## WORK ORDER
Among the records, find the lines that hold the string "role" and return them.

|---|

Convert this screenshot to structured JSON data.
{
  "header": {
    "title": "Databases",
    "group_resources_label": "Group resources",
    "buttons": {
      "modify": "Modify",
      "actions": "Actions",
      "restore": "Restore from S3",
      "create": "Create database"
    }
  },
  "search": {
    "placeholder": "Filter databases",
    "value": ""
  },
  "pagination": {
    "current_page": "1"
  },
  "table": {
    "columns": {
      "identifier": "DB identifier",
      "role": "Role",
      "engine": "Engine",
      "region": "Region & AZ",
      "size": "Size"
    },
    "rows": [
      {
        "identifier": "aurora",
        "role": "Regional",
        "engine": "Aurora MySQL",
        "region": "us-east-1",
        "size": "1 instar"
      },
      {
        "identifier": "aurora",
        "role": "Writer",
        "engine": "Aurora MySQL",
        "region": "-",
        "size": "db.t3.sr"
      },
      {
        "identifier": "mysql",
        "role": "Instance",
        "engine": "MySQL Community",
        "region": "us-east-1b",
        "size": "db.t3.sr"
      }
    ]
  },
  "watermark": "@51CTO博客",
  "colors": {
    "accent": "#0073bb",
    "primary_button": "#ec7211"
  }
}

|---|

## FINISHED EXERCISE
      "role": "Role",
        "role": "Regional",
        "role": "Writer",
        "role": "Instance",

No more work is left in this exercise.